DATA PROVIDED: Begin

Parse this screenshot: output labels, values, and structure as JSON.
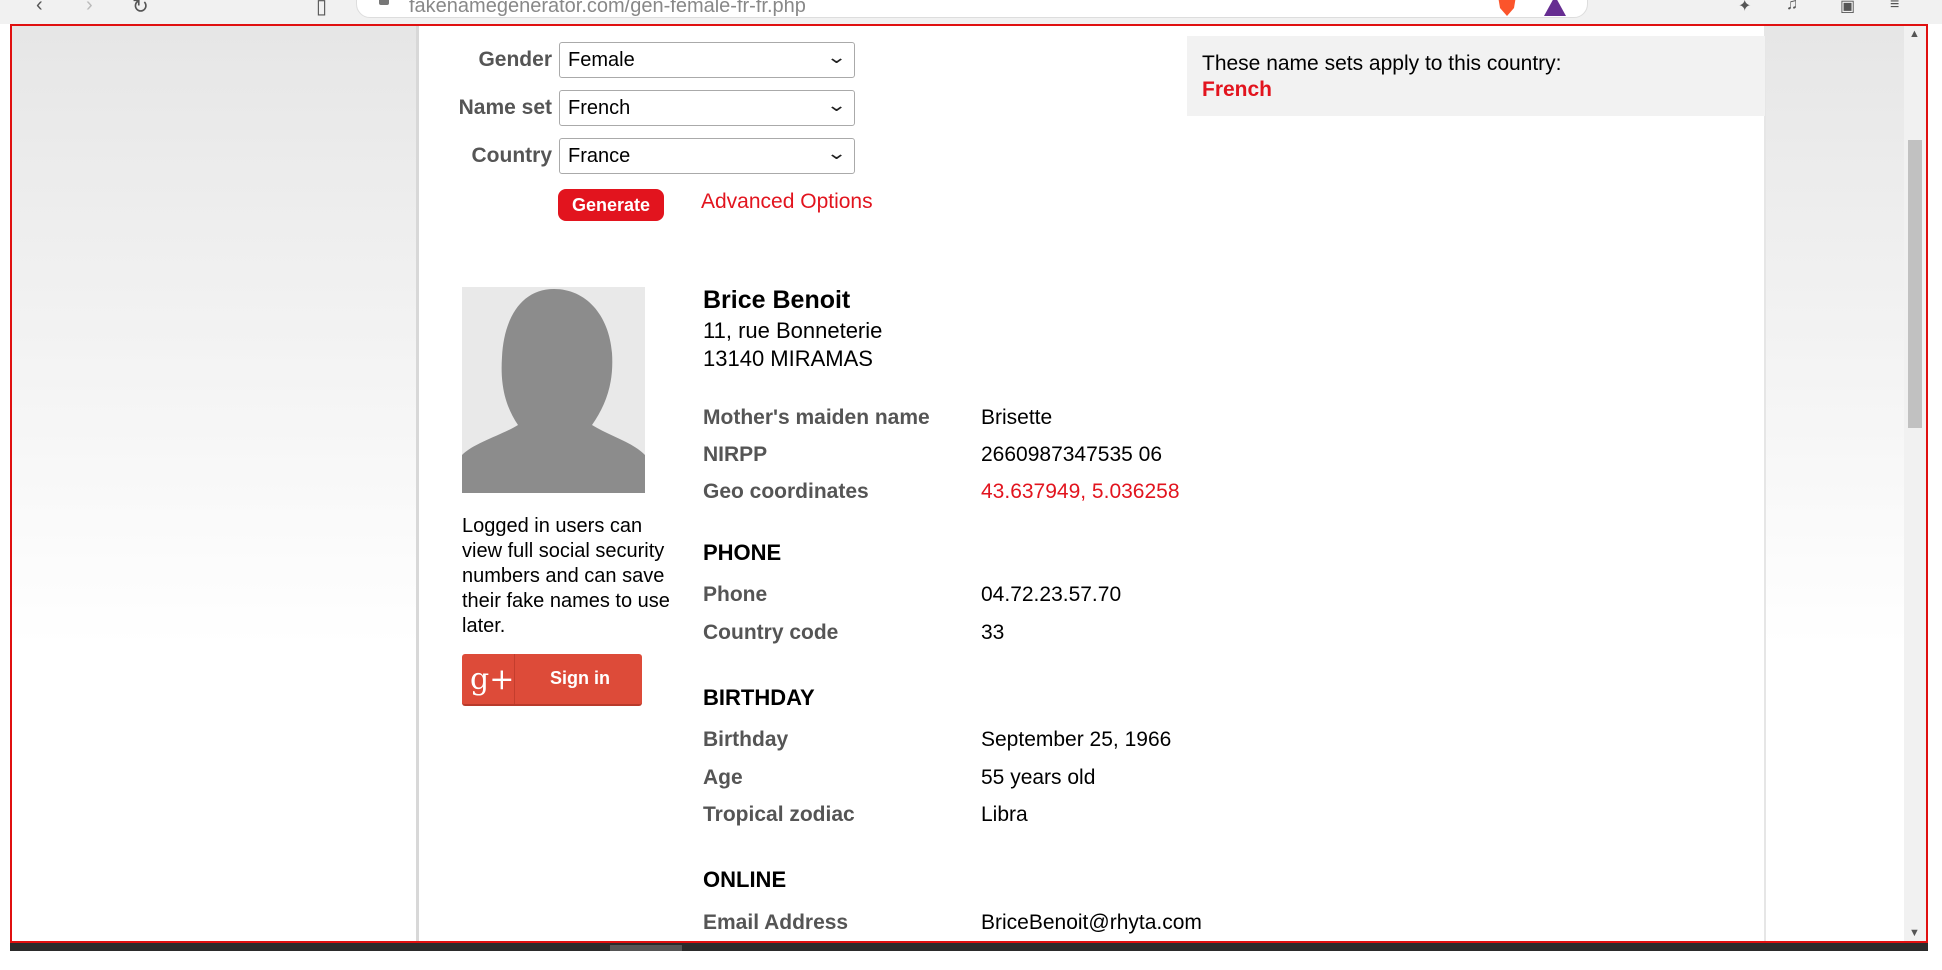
{
  "browser": {
    "url": "fakenamegenerator.com/gen-female-fr-fr.php"
  },
  "form": {
    "gender_label": "Gender",
    "gender_value": "Female",
    "nameset_label": "Name set",
    "nameset_value": "French",
    "country_label": "Country",
    "country_value": "France",
    "generate_label": "Generate",
    "advanced_label": "Advanced Options"
  },
  "namesets": {
    "text": "These name sets apply to this country:",
    "value": "French"
  },
  "sidebar": {
    "login_text": "Logged in users can view full social security numbers and can save their fake names to use later.",
    "signin_icon": "g+",
    "signin_label": "Sign in"
  },
  "person": {
    "name": "Brice Benoit",
    "address_line1": "11, rue Bonneterie",
    "address_line2": "13140 MIRAMAS"
  },
  "details": [
    {
      "label": "Mother's maiden name",
      "value": "Brisette"
    },
    {
      "label": "NIRPP",
      "value": "2660987347535 06"
    },
    {
      "label": "Geo coordinates",
      "value": "43.637949, 5.036258"
    }
  ],
  "phone": {
    "heading": "PHONE",
    "rows": [
      {
        "label": "Phone",
        "value": "04.72.23.57.70"
      },
      {
        "label": "Country code",
        "value": "33"
      }
    ]
  },
  "birthday": {
    "heading": "BIRTHDAY",
    "rows": [
      {
        "label": "Birthday",
        "value": "September 25, 1966"
      },
      {
        "label": "Age",
        "value": "55 years old"
      },
      {
        "label": "Tropical zodiac",
        "value": "Libra"
      }
    ]
  },
  "online": {
    "heading": "ONLINE",
    "rows": [
      {
        "label": "Email Address",
        "value": "BriceBenoit@rhyta.com"
      }
    ]
  },
  "colors": {
    "accent": "#e2141e",
    "frame": "#e01010",
    "google": "#dd4b39"
  }
}
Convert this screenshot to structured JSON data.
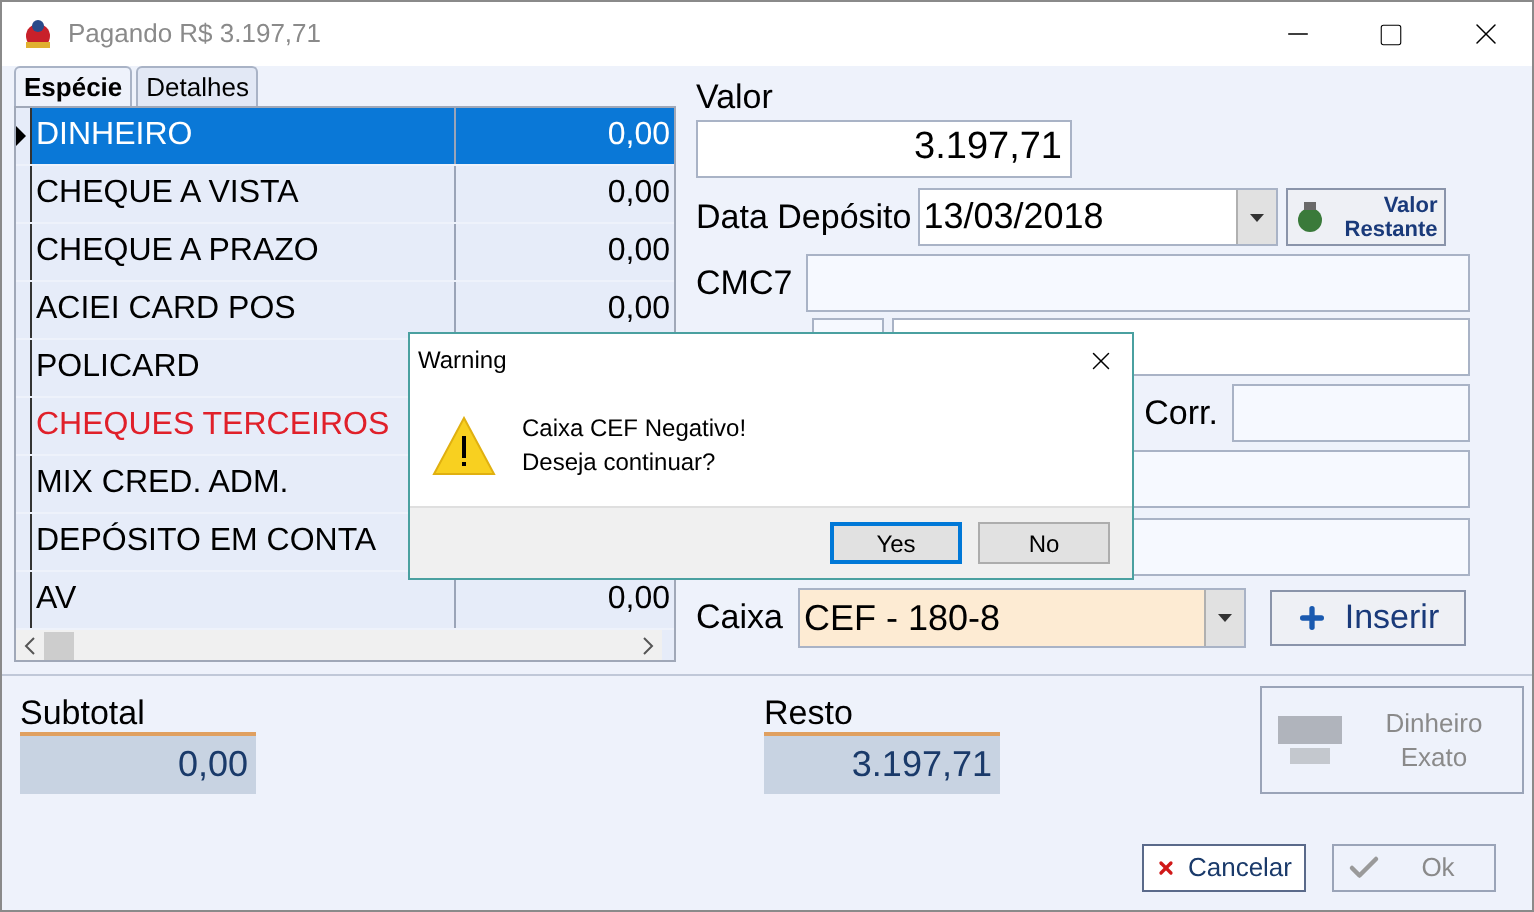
{
  "window": {
    "title": "Pagando R$ 3.197,71"
  },
  "tabs": [
    {
      "label": "Espécie",
      "selected": true
    },
    {
      "label": "Detalhes",
      "selected": false
    }
  ],
  "grid": {
    "rows": [
      {
        "name": "DINHEIRO",
        "value": "0,00",
        "selected": true,
        "color": "#ffffff"
      },
      {
        "name": "CHEQUE A VISTA",
        "value": "0,00",
        "selected": false,
        "color": "#000000"
      },
      {
        "name": "CHEQUE A PRAZO",
        "value": "0,00",
        "selected": false,
        "color": "#000000"
      },
      {
        "name": "ACIEI CARD POS",
        "value": "0,00",
        "selected": false,
        "color": "#000000"
      },
      {
        "name": "POLICARD",
        "selected": false,
        "color": "#000000"
      },
      {
        "name": "CHEQUES TERCEIROS",
        "selected": false,
        "color": "#e0202a"
      },
      {
        "name": "MIX CRED. ADM.",
        "selected": false,
        "color": "#000000"
      },
      {
        "name": "DEPÓSITO EM CONTA",
        "selected": false,
        "color": "#000000"
      },
      {
        "name": "AV",
        "value": "0,00",
        "selected": false,
        "color": "#000000"
      }
    ]
  },
  "valor": {
    "label": "Valor",
    "value": "3.197,71"
  },
  "data_deposito": {
    "label": "Data Depósito",
    "value": "13/03/2018"
  },
  "valor_restante_button": {
    "lines": [
      "Valor",
      "Restante"
    ]
  },
  "cmc7": {
    "label": "CMC7"
  },
  "corr": {
    "label": "Corr."
  },
  "caixa": {
    "label": "Caixa",
    "value": "CEF - 180-8"
  },
  "inserir_button": {
    "label": "Inserir"
  },
  "subtotal": {
    "label": "Subtotal",
    "value": "0,00"
  },
  "resto": {
    "label": "Resto",
    "value": "3.197,71"
  },
  "exact_cash_button": {
    "lines": [
      "Dinheiro",
      "Exato"
    ],
    "disabled": true
  },
  "buttons": [
    {
      "kind": "cancel",
      "label": "Cancelar",
      "disabled": false
    },
    {
      "kind": "ok",
      "label": "Ok",
      "disabled": true
    }
  ],
  "dialog": {
    "title": "Warning",
    "message": [
      "Caixa CEF Negativo!",
      "Deseja continuar?"
    ],
    "buttons": [
      {
        "label": "Yes",
        "selected": true
      },
      {
        "label": "No",
        "selected": false
      }
    ]
  }
}
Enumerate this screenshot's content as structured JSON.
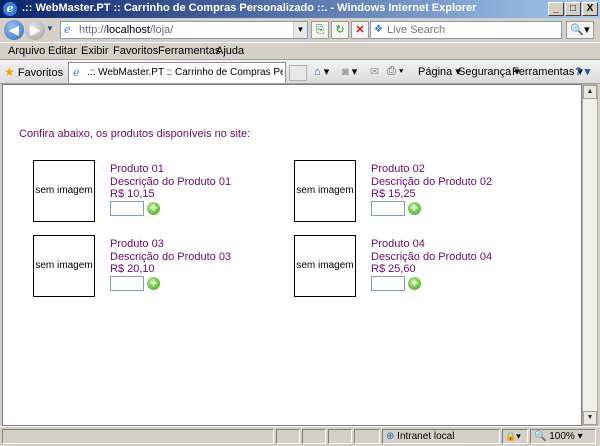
{
  "window": {
    "title": ".:: WebMaster.PT :: Carrinho de Compras Personalizado ::. - Windows Internet Explorer",
    "minimize_label": "_",
    "maximize_label": "□",
    "close_label": "X"
  },
  "address_bar": {
    "url_prefix": "http://",
    "url_host": "localhost",
    "url_path": "/loja/",
    "dropdown_icon": "▼"
  },
  "search": {
    "placeholder": "Live Search",
    "button_icon": "🔍▾"
  },
  "menu": {
    "items": [
      "Arquivo",
      "Editar",
      "Exibir",
      "Favoritos",
      "Ferramentas",
      "Ajuda"
    ]
  },
  "toolbar": {
    "favorites_label": "Favoritos",
    "tab_title": ".:: WebMaster.PT :: Carrinho de Compras Personaliz...",
    "page_label": "Página ▾",
    "security_label": "Segurança ▾",
    "tools_label": "Ferramentas ▾",
    "help_icon": "? ▾"
  },
  "page": {
    "intro": "Confira abaixo, os produtos disponíveis no site:",
    "image_placeholder": "sem imagem",
    "add_icon": "+",
    "products": [
      {
        "name": "Produto 01",
        "description": "Descrição do Produto 01",
        "price": "R$ 10,15"
      },
      {
        "name": "Produto 02",
        "description": "Descrição do Produto 02",
        "price": "R$ 15,25"
      },
      {
        "name": "Produto 03",
        "description": "Descrição do Produto 03",
        "price": "R$ 20,10"
      },
      {
        "name": "Produto 04",
        "description": "Descrição do Produto 04",
        "price": "R$ 25,60"
      }
    ]
  },
  "status": {
    "zone": "Intranet local",
    "zoom": "100%"
  },
  "colors": {
    "link_text": "#6b0a6b",
    "add_button": "#3aa21a"
  }
}
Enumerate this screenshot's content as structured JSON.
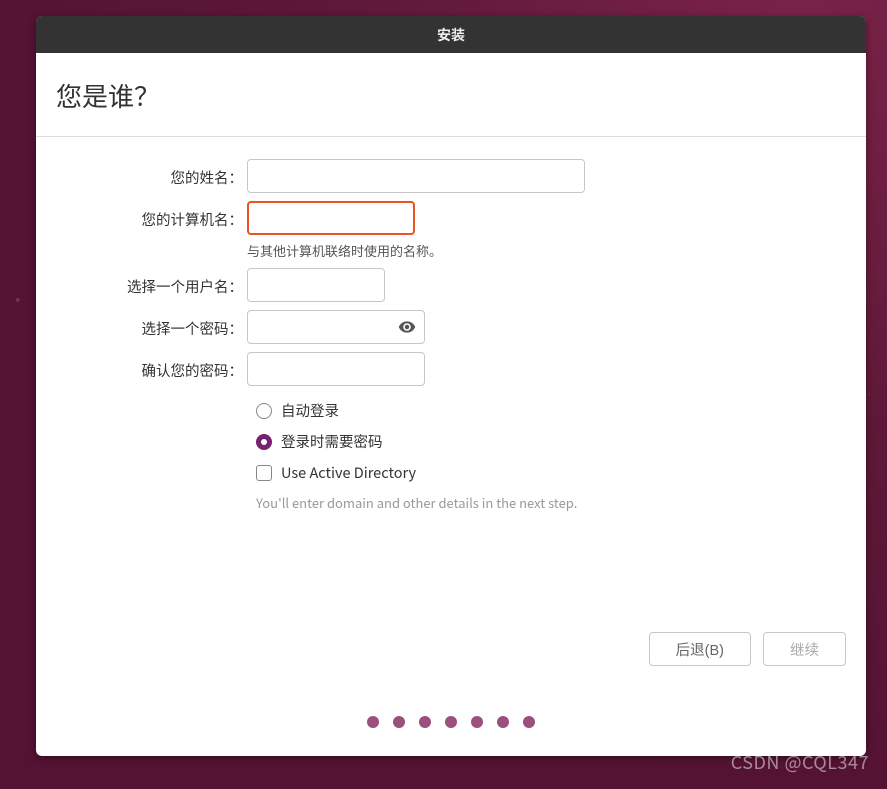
{
  "window": {
    "title": "安装"
  },
  "heading": "您是谁？",
  "form": {
    "name": {
      "label": "您的姓名：",
      "value": ""
    },
    "computer": {
      "label": "您的计算机名：",
      "value": "",
      "hint": "与其他计算机联络时使用的名称。"
    },
    "username": {
      "label": "选择一个用户名：",
      "value": ""
    },
    "password": {
      "label": "选择一个密码：",
      "value": ""
    },
    "confirm": {
      "label": "确认您的密码：",
      "value": ""
    }
  },
  "options": {
    "auto_login": {
      "label": "自动登录",
      "selected": false
    },
    "require_password": {
      "label": "登录时需要密码",
      "selected": true
    },
    "active_directory": {
      "label": "Use Active Directory",
      "checked": false,
      "hint": "You'll enter domain and other details in the next step."
    }
  },
  "buttons": {
    "back": "后退(B)",
    "continue": "继续"
  },
  "progress_dots": 7,
  "watermark": "CSDN @CQL347"
}
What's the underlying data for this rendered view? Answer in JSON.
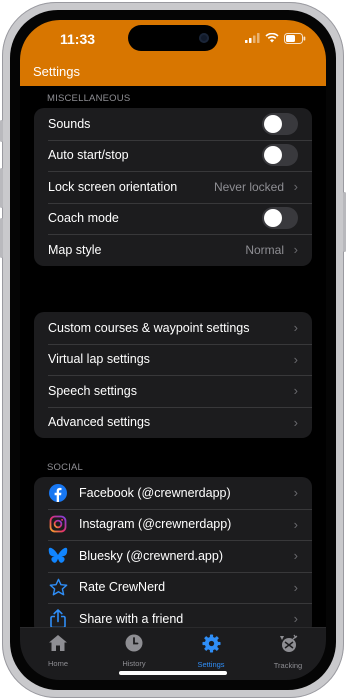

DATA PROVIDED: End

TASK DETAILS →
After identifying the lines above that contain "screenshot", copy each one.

YOUR SOLUTION →
Parse this screenshot: output labels, values, and structure as JSON.
Convert this screenshot to structured JSON data.
Enumerate this screenshot's content as structured JSON.
Enumerate this screenshot's content as structured JSON.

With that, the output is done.